Wrecked Toyota Prius owned by Elizabeth James, photo by Ted James, from Houston Press
So-called 'sudden acceleration' has a long and unfortunate history, almost destroying Audi sales in the mid-1980s after 60 Minutes accused the Audi 5000 of accelerating out of control at random.
Now, as previewed a few weeks ago, an NHTSA report finds no electronic cause for the phenomenon--and suggests that in the cases that involve Toyota vehicles fitted with event data recorders, or 'black boxes,' the accidents have been due to driver error.
Black boxes: No braking
Starting in 2007, various Toyota models have been fitted with black boxes that record a few seconds of the car's control inputs once an airbag has been deployed.
While this limits the number of accidents that can be analyzed, the results are still revealing. Of 58 data recorders analyzed by teams from both the NHTSA and Toyota, 35 showed that when the crash occurred, the brake pedal was not depressed at all.
Another 14 showed only partial braking, and 9 more indicated braking only just before the accident. The report said brakes were pressed and released, or both brake and accelerator were pressed together, in a handful of crashes.
Drivers may not actually know what pedal they're pressing during an emergy, explains Richard Schmidt, a psychology professor at the University of California, Los Angeles.
In an article in The New York Times, Schmidt noted that "sudden acceleration is very often caused by drivers who press the gas pedal when they intend to press the brake."
Loose all-weather floor mat jams accelerator pedal. Photo: NHTSA
Toyota's diagram showing how to properly install floor matsEnlarge Photo
Only a subset of crashes
A plaintiff-lawyers' group, on the other hand, scoffed at the notion that the report exonerated Toyota in any way. It noted two concerns with the data presented from the subset of cases that involved event data recorders.
First, the NHTSA report does not address many of the complaints that occurred in pre-2007 cars and, second, many of the crashes occurred at speeds too low to trigger the airbag, meaning no data was recorded.
While the report may help allay concerns of widespread software flaws in Toyotas, the company is still dealing with recalls stemming from two known issues that have contributed to a small number of cases not attributed to driver error.
Two known causes
Those are "sticky" accelerator pedals that may rust to the point where they don't return to idle, and fitting of unapproved or aftermarket floor mats that can wedge accelerator pedals to the floor if they shift out of position.
In the case of the sticky pedals, attributed to an unapproved materials substitution by a U.S. parts supplier, Toyota has recalled the affected vehicles and is replacing the accelerator mechanism.

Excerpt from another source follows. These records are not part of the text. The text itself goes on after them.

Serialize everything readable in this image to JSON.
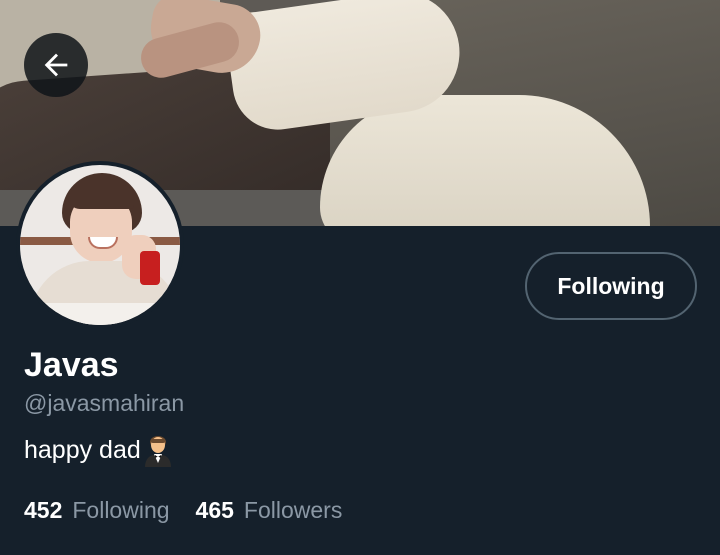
{
  "profile": {
    "name": "Javas",
    "handle": "@javasmahiran",
    "bio": "happy dad",
    "bio_emoji": "man-in-tuxedo-emoji"
  },
  "actions": {
    "follow_button_label": "Following",
    "back_icon": "arrow-left-icon"
  },
  "stats": {
    "following_count": "452",
    "following_label": "Following",
    "followers_count": "465",
    "followers_label": "Followers"
  },
  "colors": {
    "background": "#15202b",
    "text_primary": "#ffffff",
    "text_secondary": "#8b98a5",
    "button_border": "#536471"
  }
}
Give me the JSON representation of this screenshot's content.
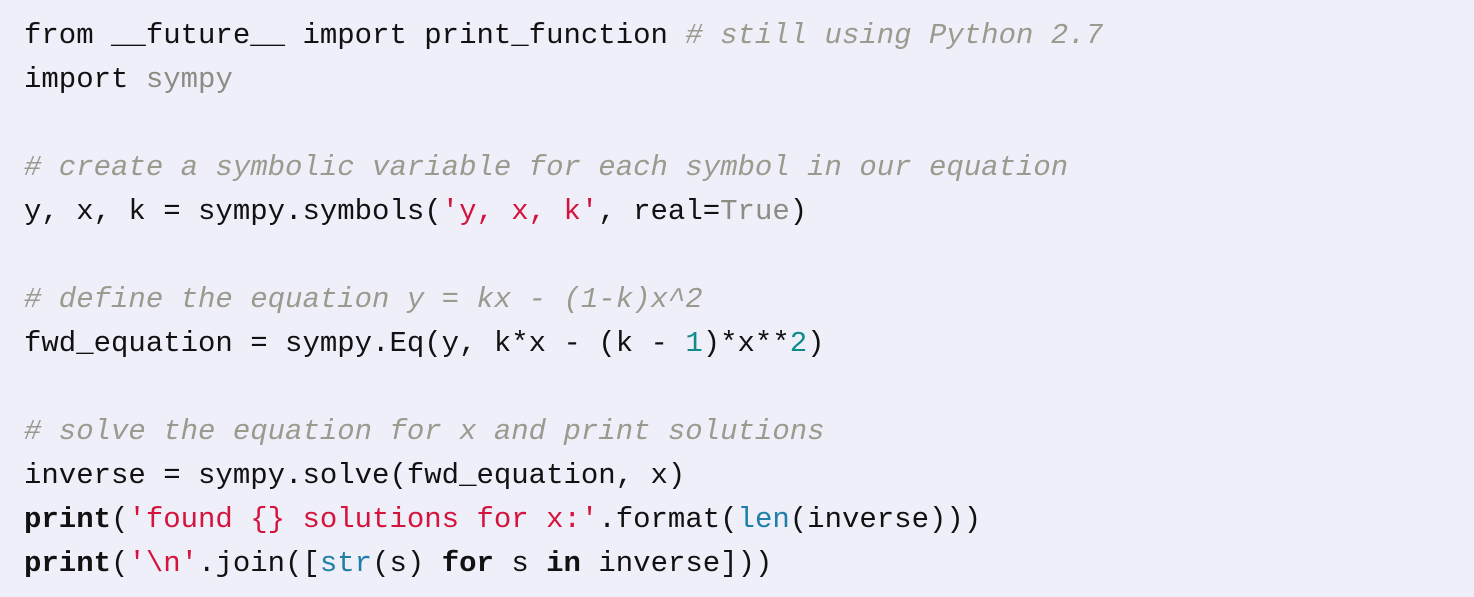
{
  "code_block": {
    "colors": {
      "background": "#efeffa",
      "text": "#111111",
      "comment": "#9a9a8e",
      "string": "#d4143c",
      "number": "#0f8b8d",
      "builtin": "#1f7fa9",
      "muted": "#8c8c84"
    },
    "lines": [
      {
        "tokens": [
          {
            "type": "plain",
            "text": "from __future__ import print_function "
          },
          {
            "type": "comment",
            "text": "# still using Python 2.7"
          }
        ]
      },
      {
        "tokens": [
          {
            "type": "plain",
            "text": "import "
          },
          {
            "type": "muted",
            "text": "sympy"
          }
        ]
      },
      {
        "tokens": []
      },
      {
        "tokens": [
          {
            "type": "comment",
            "text": "# create a symbolic variable for each symbol in our equation"
          }
        ]
      },
      {
        "tokens": [
          {
            "type": "plain",
            "text": "y, x, k = sympy.symbols("
          },
          {
            "type": "string",
            "text": "'y, x, k'"
          },
          {
            "type": "plain",
            "text": ", real="
          },
          {
            "type": "muted",
            "text": "True"
          },
          {
            "type": "plain",
            "text": ")"
          }
        ]
      },
      {
        "tokens": []
      },
      {
        "tokens": [
          {
            "type": "comment",
            "text": "# define the equation y = kx - (1-k)x^2"
          }
        ]
      },
      {
        "tokens": [
          {
            "type": "plain",
            "text": "fwd_equation = sympy.Eq(y, k*x - (k - "
          },
          {
            "type": "number",
            "text": "1"
          },
          {
            "type": "plain",
            "text": ")*x**"
          },
          {
            "type": "number",
            "text": "2"
          },
          {
            "type": "plain",
            "text": ")"
          }
        ]
      },
      {
        "tokens": []
      },
      {
        "tokens": [
          {
            "type": "comment",
            "text": "# solve the equation for x and print solutions"
          }
        ]
      },
      {
        "tokens": [
          {
            "type": "plain",
            "text": "inverse = sympy.solve(fwd_equation, x)"
          }
        ]
      },
      {
        "tokens": [
          {
            "type": "keyword",
            "text": "print"
          },
          {
            "type": "plain",
            "text": "("
          },
          {
            "type": "string",
            "text": "'found {} solutions for x:'"
          },
          {
            "type": "plain",
            "text": ".format("
          },
          {
            "type": "builtin",
            "text": "len"
          },
          {
            "type": "plain",
            "text": "(inverse)))"
          }
        ]
      },
      {
        "tokens": [
          {
            "type": "keyword",
            "text": "print"
          },
          {
            "type": "plain",
            "text": "("
          },
          {
            "type": "string",
            "text": "'\\n'"
          },
          {
            "type": "plain",
            "text": ".join(["
          },
          {
            "type": "builtin",
            "text": "str"
          },
          {
            "type": "plain",
            "text": "(s) "
          },
          {
            "type": "keyword",
            "text": "for"
          },
          {
            "type": "plain",
            "text": " s "
          },
          {
            "type": "keyword",
            "text": "in"
          },
          {
            "type": "plain",
            "text": " inverse]))"
          }
        ]
      }
    ]
  }
}
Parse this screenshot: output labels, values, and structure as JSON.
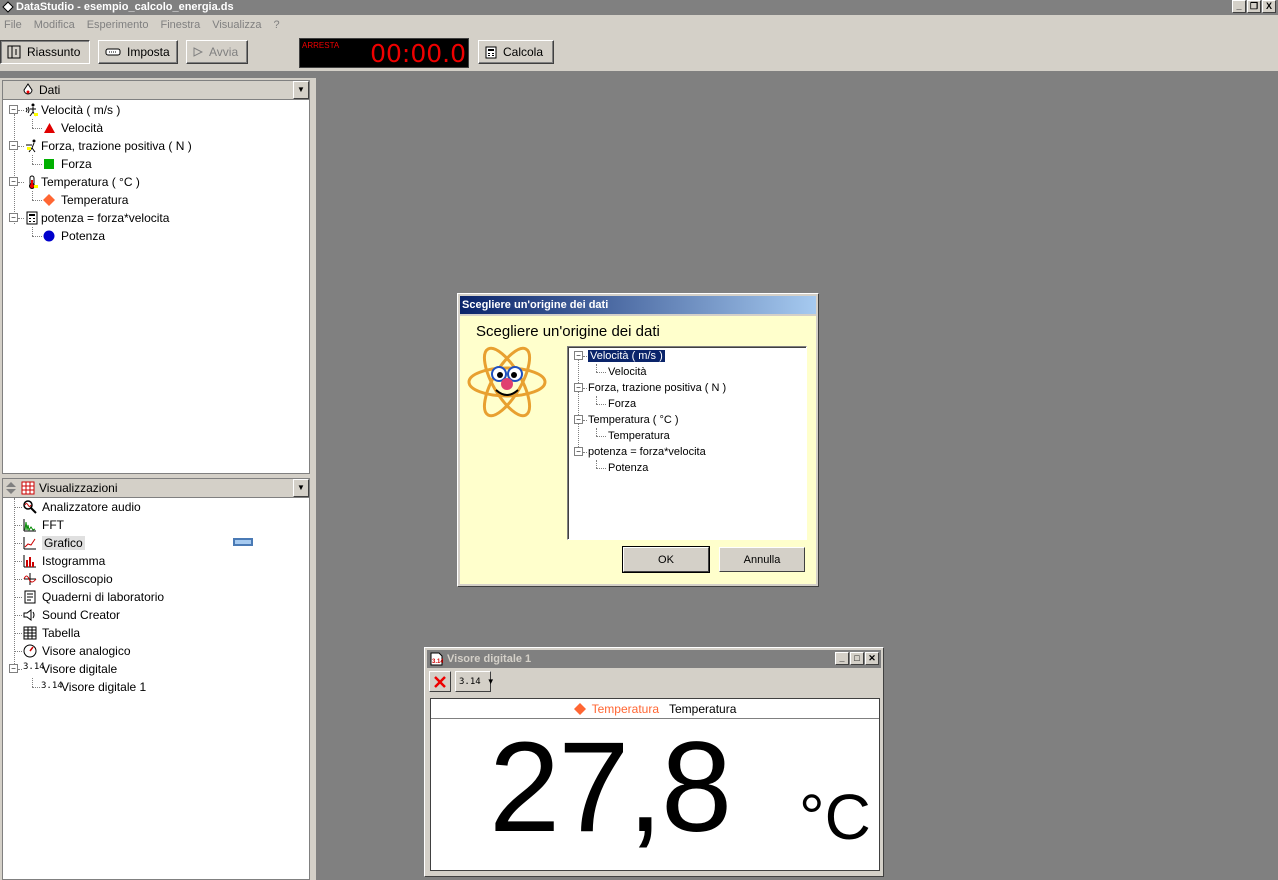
{
  "window": {
    "title": "DataStudio - esempio_calcolo_energia.ds",
    "buttons": [
      "_",
      "❒",
      "X"
    ]
  },
  "menu": [
    "File",
    "Modifica",
    "Esperimento",
    "Finestra",
    "Visualizza",
    "?"
  ],
  "toolbar": {
    "summary": "Riassunto",
    "setup": "Imposta",
    "start": "Avvia",
    "timer_label": "ARRESTA",
    "timer_value": "00:00.0",
    "calculate": "Calcola"
  },
  "data_panel": {
    "title": "Dati",
    "groups": [
      {
        "label": "Velocità ( m/s )",
        "child": "Velocità",
        "color": "#e00000"
      },
      {
        "label": "Forza, trazione positiva ( N )",
        "child": "Forza",
        "color": "#00b000"
      },
      {
        "label": "Temperatura ( °C )",
        "child": "Temperatura",
        "color": "#ff6633"
      },
      {
        "label": "potenza = forza*velocita",
        "child": "Potenza",
        "color": "#0000cc"
      }
    ]
  },
  "displays_panel": {
    "title": "Visualizzazioni",
    "items": [
      "Analizzatore audio",
      "FFT",
      "Grafico",
      "Istogramma",
      "Oscilloscopio",
      "Quaderni di laboratorio",
      "Sound Creator",
      "Tabella",
      "Visore analogico",
      "Visore digitale"
    ],
    "selected": "Grafico",
    "sub_item": "Visore digitale 1",
    "sub_icon_text": "3.14"
  },
  "dialog": {
    "title": "Scegliere un'origine dei dati",
    "heading": "Scegliere un'origine dei dati",
    "tree": [
      {
        "label": "Velocità ( m/s )",
        "child": "Velocità"
      },
      {
        "label": "Forza, trazione positiva ( N )",
        "child": "Forza"
      },
      {
        "label": "Temperatura ( °C )",
        "child": "Temperatura"
      },
      {
        "label": "potenza = forza*velocita",
        "child": "Potenza"
      }
    ],
    "ok": "OK",
    "cancel": "Annulla"
  },
  "digital_display": {
    "title": "Visore digitale 1",
    "toolbar_icon_text": "3.14",
    "legend_series": "Temperatura",
    "legend_measure": "Temperatura",
    "value": "27,8",
    "unit": "°C",
    "series_color": "#ff6633"
  }
}
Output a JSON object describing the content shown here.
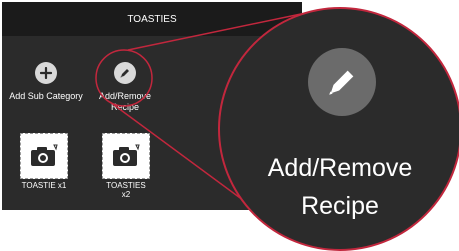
{
  "header": {
    "title": "TOASTIES"
  },
  "tiles": [
    {
      "label": "Add Sub Category",
      "icon": "plus-icon"
    },
    {
      "label": "Add/Remove\nRecipe",
      "icon": "pencil-icon"
    }
  ],
  "items": [
    {
      "label": "TOASTIE x1",
      "icon": "camera-icon"
    },
    {
      "label": "TOASTIES\nx2",
      "icon": "camera-icon"
    }
  ],
  "callout": {
    "label_line1": "Add/Remove",
    "label_line2": "Recipe",
    "icon": "pencil-icon"
  },
  "colors": {
    "highlight": "#c2273d",
    "panel": "#2b2b2b",
    "header": "#1b1b1b",
    "button": "#d9d9d9"
  }
}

As for the floor-mat problem--believed to be the cause of a horrific crash last year in which a California Highway Patrol officer and his family were killed when their Lexus crashed and burned after accelerating to high speed--Toyota is shortening accelerator pedals in the affected vehicles so they cannot be entrapped no matter what floor mats are fitted.
Almost 10 million recalled
In the last year, Toyota has recalled 9.4 million vehicles worldwide to fix these two issues, including 7.5 million in the U.S.
An NHTSA statement carefully notes that the agency has "drawn no conclusions about additional causes of unintended acceleration in Toyotas beyond the two defects already known: pedal entrapment and sticky pedals."
And the agency stressed it is continuing to investigate the accidents, as is Toyota itself. The agency and NASA are testing whether electromagnetic radiation may interfere with vehicle electronics, bombarding vehicles with EMR at a Chrysler test facility.
For more information on those causes and Toyota's responses, see our summary, Toyota And Lexus Recall: Everything You Need To Know, which provides full details on the two largest recalls in North America to address accelerator pedal issues.